        self.setLayout(vLayout)
        
        
if __name__ == '__main__':
    app = QApplication(sys.argv)
    
    dialog = Widget()
    dialog.show()

    app.exec_()

PySide: QTreeListWidget deleting an Item, editing an Item

This example creates a QTreeListWidget to display a folder-structure.

import sys, os
from PySide.QtCore import *
from PySide.QtGui import *

class TreeTest(QTreeWidget):
    
    def __init__(self, parent = None):
        super(TreeTest, self).__init__(parent)
        self.setColumnCount(1)
        self.setHeaderLabel("Folders")
        
        actionEdit = QAction("New Folder", self)
        actionEdit.triggered.connect(self.addItemAction)
        self.setContextMenuPolicy(Qt.ActionsContextMenu)
        self.addAction(actionEdit)
        
        actionDelete = QAction("Delete", self)
        actionDelete.triggered.connect(self.deleteItem)
        self.addAction(actionDelete)
        
        self.style()
        
    def addItem(self, name, parent):
        self.expandItem(parent) 
        item = QTreeWidgetItem(parent)
        item.setText(0, name)
        #It is important to set the Flag Qt.ItemIsEditable
        item.setFlags(Qt.ItemIsSelectable | Qt.ItemIsUserCheckable | Qt.ItemIsEnabled | Qt.ItemIsDragEnabled | Qt.ItemIsEditable)

        item.setIcon(0,self.style().standardIcon(QStyle.SP_DirIcon))
        return item
    
    def addItemAction(self):
        parent = self.currentItem()
        if parent is None:
            parent = self.invisibleRootItem()
        new_item = self.addItem("New Folder", parent)
        self.editItem(new_item)
    
    def deleteItem(self):
        root = self.invisibleRootItem()
        for item in self.selectedItems():
            (item.parent() or root).removeChild(item)
    
if __name__ == '__main__':
    app = QApplication(sys.argv)
    test = QWidget()
    treeWidget = TreeTest()
    layout = QHBoxLayout()
    layout.addWidget(treeWidget)
    
    test.setLayout(layout)
    test.show()
    
    treeWidget.addItem("top", treeWidget.invisibleRootItem())
    item = treeWidget.addItem("item", treeWidget.invisibleRootItem())
    treeWidget.addItem("subitem", item)
    
    app.exec_()

PySide: Using standard system Icons

You can add Icons to many types of QWidgets. PySide provides you with a method to access the native system icons.
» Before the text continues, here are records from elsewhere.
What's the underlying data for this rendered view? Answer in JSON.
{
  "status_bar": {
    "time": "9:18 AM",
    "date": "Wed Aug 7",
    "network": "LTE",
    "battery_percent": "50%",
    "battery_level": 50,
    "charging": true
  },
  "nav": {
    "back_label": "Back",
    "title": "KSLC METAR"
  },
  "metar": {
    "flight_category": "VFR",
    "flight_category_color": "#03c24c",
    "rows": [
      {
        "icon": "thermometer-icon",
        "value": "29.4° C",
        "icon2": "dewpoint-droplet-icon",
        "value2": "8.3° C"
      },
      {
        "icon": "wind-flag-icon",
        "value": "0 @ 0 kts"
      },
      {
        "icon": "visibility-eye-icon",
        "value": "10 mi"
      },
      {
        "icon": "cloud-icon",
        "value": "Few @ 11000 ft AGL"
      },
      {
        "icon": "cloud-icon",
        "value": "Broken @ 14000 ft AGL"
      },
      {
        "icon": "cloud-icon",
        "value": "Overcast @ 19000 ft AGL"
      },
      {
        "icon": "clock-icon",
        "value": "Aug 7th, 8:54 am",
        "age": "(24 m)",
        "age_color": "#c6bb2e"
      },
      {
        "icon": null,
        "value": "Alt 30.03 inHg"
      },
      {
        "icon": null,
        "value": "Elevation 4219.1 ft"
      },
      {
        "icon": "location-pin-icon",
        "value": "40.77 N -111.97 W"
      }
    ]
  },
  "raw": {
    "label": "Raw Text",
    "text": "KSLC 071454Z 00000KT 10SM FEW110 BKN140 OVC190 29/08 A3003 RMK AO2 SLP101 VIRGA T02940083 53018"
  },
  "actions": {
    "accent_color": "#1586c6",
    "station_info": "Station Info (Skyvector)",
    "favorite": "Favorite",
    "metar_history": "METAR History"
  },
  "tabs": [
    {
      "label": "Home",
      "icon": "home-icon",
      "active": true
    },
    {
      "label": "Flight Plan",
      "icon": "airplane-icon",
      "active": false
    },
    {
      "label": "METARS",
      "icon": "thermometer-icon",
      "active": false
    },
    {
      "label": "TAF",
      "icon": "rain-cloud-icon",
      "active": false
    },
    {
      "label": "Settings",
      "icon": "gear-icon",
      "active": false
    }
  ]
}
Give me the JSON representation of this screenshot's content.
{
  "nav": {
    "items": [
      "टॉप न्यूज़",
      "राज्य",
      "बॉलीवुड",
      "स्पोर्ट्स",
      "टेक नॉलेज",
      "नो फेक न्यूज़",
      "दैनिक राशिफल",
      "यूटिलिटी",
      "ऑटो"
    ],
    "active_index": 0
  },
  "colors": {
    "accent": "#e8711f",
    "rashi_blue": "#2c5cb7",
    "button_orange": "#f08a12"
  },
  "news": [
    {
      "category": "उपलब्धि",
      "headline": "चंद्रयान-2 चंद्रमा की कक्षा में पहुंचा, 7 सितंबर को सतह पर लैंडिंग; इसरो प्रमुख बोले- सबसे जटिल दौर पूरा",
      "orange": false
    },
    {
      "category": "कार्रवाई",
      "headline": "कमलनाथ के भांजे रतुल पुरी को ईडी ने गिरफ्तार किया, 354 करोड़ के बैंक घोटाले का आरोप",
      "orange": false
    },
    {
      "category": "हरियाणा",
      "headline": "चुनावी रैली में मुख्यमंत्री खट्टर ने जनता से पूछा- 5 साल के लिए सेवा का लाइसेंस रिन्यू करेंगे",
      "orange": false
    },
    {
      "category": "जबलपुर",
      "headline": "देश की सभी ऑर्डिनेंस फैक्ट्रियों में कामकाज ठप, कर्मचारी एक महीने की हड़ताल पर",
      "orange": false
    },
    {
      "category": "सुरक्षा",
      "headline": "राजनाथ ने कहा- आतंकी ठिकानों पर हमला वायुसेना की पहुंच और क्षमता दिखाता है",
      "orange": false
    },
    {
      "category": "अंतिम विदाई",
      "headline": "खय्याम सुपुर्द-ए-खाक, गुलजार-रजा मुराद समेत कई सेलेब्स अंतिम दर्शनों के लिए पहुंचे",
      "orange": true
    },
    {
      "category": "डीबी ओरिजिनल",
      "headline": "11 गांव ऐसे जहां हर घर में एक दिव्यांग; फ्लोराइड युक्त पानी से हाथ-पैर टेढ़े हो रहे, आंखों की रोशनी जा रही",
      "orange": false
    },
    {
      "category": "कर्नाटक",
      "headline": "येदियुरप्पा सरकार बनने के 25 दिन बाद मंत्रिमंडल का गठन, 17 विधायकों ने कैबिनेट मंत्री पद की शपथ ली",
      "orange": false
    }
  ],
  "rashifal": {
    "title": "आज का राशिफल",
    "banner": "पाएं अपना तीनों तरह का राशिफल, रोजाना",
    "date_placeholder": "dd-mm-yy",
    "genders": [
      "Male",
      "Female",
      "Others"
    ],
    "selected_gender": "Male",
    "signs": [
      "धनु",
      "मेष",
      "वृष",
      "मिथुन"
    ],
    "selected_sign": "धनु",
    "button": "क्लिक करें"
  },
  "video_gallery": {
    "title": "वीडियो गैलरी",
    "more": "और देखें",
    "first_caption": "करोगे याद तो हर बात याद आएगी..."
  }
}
A complete list of icons can be found here:PySide.QtGui.PySide.QtGui.QStyle.StandardPixmap

To apply the QIcon you need to

btn = QPushButton('Folder')
style = btn.style()
icon = style.standardIcon(QStyle.SP_DirIcon)
btn.setIcon(icon)
#or short:
btn.setIcon(btn.style().standardIcon(QStyle.SP_DirIcon))

Here a small example:

import sys
from PySide.QtCore import *
from PySide.QtGui import *

class Widget(QWidget):
    
    def __init__(self, parent= None):
        super(Widget, self).__init__()
        
        btn_folder = QPushButton('Folder')
        btn_folder.setIcon(self.style().standardIcon(QStyle.SP_DirIcon))
        
        btn_one = QPushButton('Play')
        btn_one.setIcon(self.style().standardIcon(QStyle.SP_MediaPlay))
        
        btn_two = QPushButton('Stop')
        btn_two.setIcon(self.style().standardIcon(QStyle.SP_MediaStop))
        
        btn_three = QPushButton('Pause')
        btn_three.setIcon(self.style().standardIcon(QStyle.SP_MediaPause))
        
        layout = QHBoxLayout()
        layout.addWidget(btn_folder)
        layout.addWidget(btn_one)
        layout.addWidget(btn_two)
        layout.addWidget(btn_three)
        
        self.setLayout(layout)
        
if __name__ == '__main__':
    app = QApplication(sys.argv)
    
    dialog = Widget()
    dialog.show()

    app.exec_()